# -keyfile

Specifies a file containing a key or key pair to give an assembly a strong name.

## Syntax

-keyfile:file


## Arguments

file
Required. File that contains the key. If the file name contains a space, enclose the name in quotation marks (" ").

## Remarks

The compiler inserts the public key into the assembly manifest and then signs the final assembly with the private key. To generate a key file, type sn -k file at the command line. For more information, see Sn.exe (Strong Name Tool)).

If you compile with -target:module, the name of the key file is held in the module and incorporated into the assembly that is created when you compile an assembly with -addmodule.

You can also pass your encryption information to the compiler with -keycontainer. Use -delaysign if you want a partially signed assembly.

You can also specify this option as a custom attribute (AssemblyKeyFileAttribute) in the source code for any Microsoft intermediate language module.

In case both -keyfile and -keycontainer are specified (either by command-line option or by custom attribute) in the same compilation, the compiler first tries the key container. If that succeeds, then the assembly is signed with the information in the key container. If the compiler does not find the key container, it tries the file specified with -keyfile. If this succeeds, the assembly is signed with the information in the key file, and the key information is installed in the key container (similar to sn -i) so that on the next compilation, the key container will be valid.

Note that a key file might contain only the public key.

See Creating and Using Strong-Named Assemblies for more information on signing an assembly.

Note

The -keyfile option is not available from within the Visual Studio development environment; it is available only when compiling from the command line.

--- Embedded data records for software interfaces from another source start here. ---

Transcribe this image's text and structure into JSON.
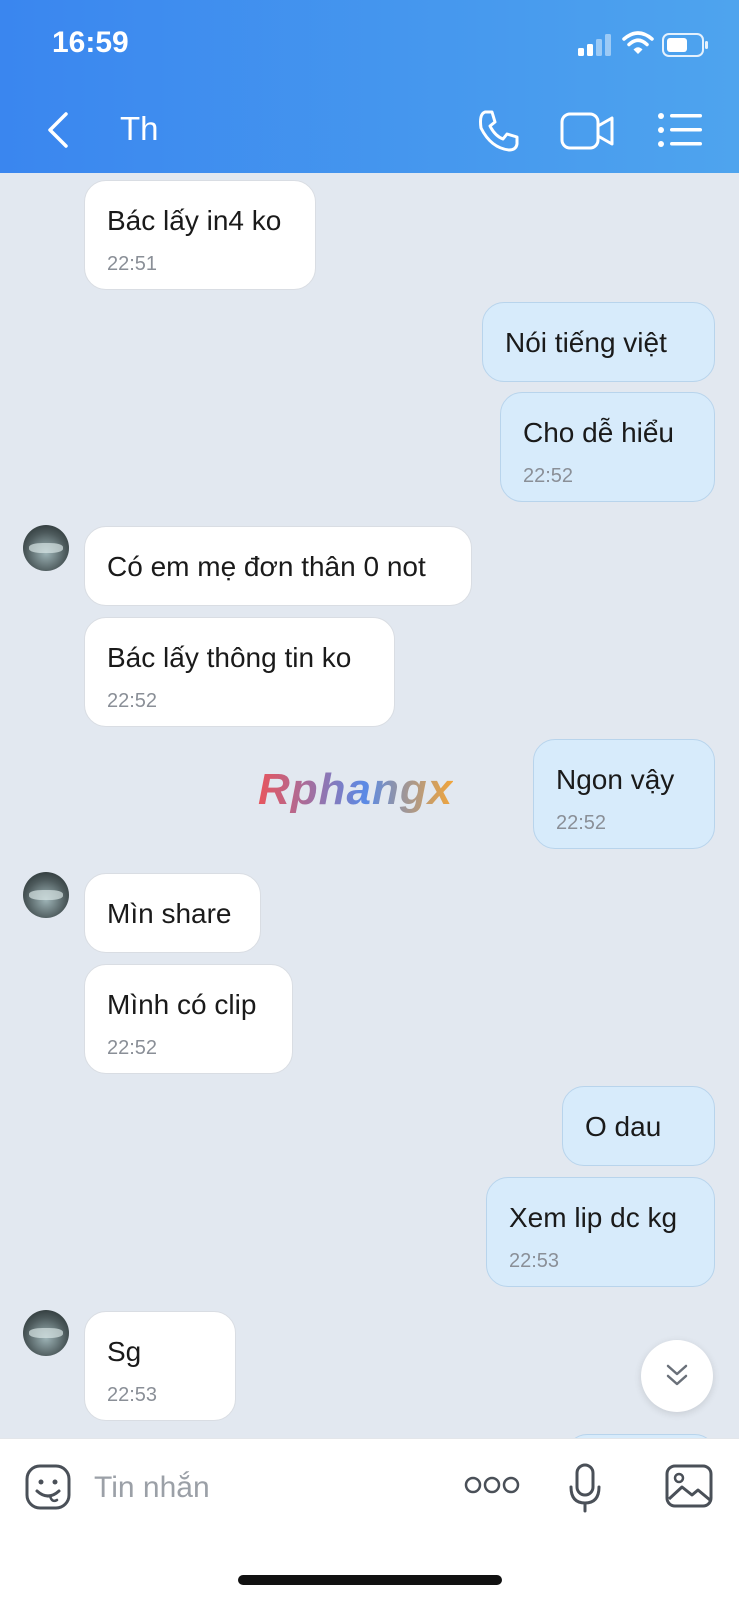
{
  "status_bar": {
    "time": "16:59"
  },
  "header": {
    "contact_name": "Th"
  },
  "watermark": "Rphangx",
  "messages": [
    {
      "side": "in",
      "text": "Bác lấy in4 ko",
      "time": "22:51"
    },
    {
      "side": "out",
      "text": "Nói tiếng việt",
      "time": ""
    },
    {
      "side": "out",
      "text": "Cho dễ hiểu",
      "time": "22:52"
    },
    {
      "side": "in",
      "text": "Có em mẹ đơn thân 0 not",
      "time": ""
    },
    {
      "side": "in",
      "text": "Bác lấy thông tin ko",
      "time": "22:52"
    },
    {
      "side": "out",
      "text": "Ngon vậy",
      "time": "22:52"
    },
    {
      "side": "in",
      "text": "Mìn share",
      "time": ""
    },
    {
      "side": "in",
      "text": "Mình có clip",
      "time": "22:52"
    },
    {
      "side": "out",
      "text": "O dau",
      "time": ""
    },
    {
      "side": "out",
      "text": "Xem lip dc kg",
      "time": "22:53"
    },
    {
      "side": "in",
      "text": "Sg",
      "time": "22:53"
    }
  ],
  "composer": {
    "placeholder": "Tin nhắn"
  },
  "icons": {
    "back": "chevron-left-icon",
    "call": "phone-icon",
    "video": "video-camera-icon",
    "menu": "list-icon",
    "emoji": "sticker-icon",
    "more": "more-dots-icon",
    "mic": "microphone-icon",
    "image": "image-icon",
    "scroll": "double-chevron-down-icon"
  },
  "colors": {
    "header_start": "#3a86ef",
    "header_end": "#4ea4ee",
    "chat_background": "#e2e8f0",
    "incoming_bubble": "#ffffff",
    "outgoing_bubble": "#d7ebfb"
  }
}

## Example

The following code compiles source file Input.vb and specifies a key file.

vbc -keyfile:myfile.sn input.vb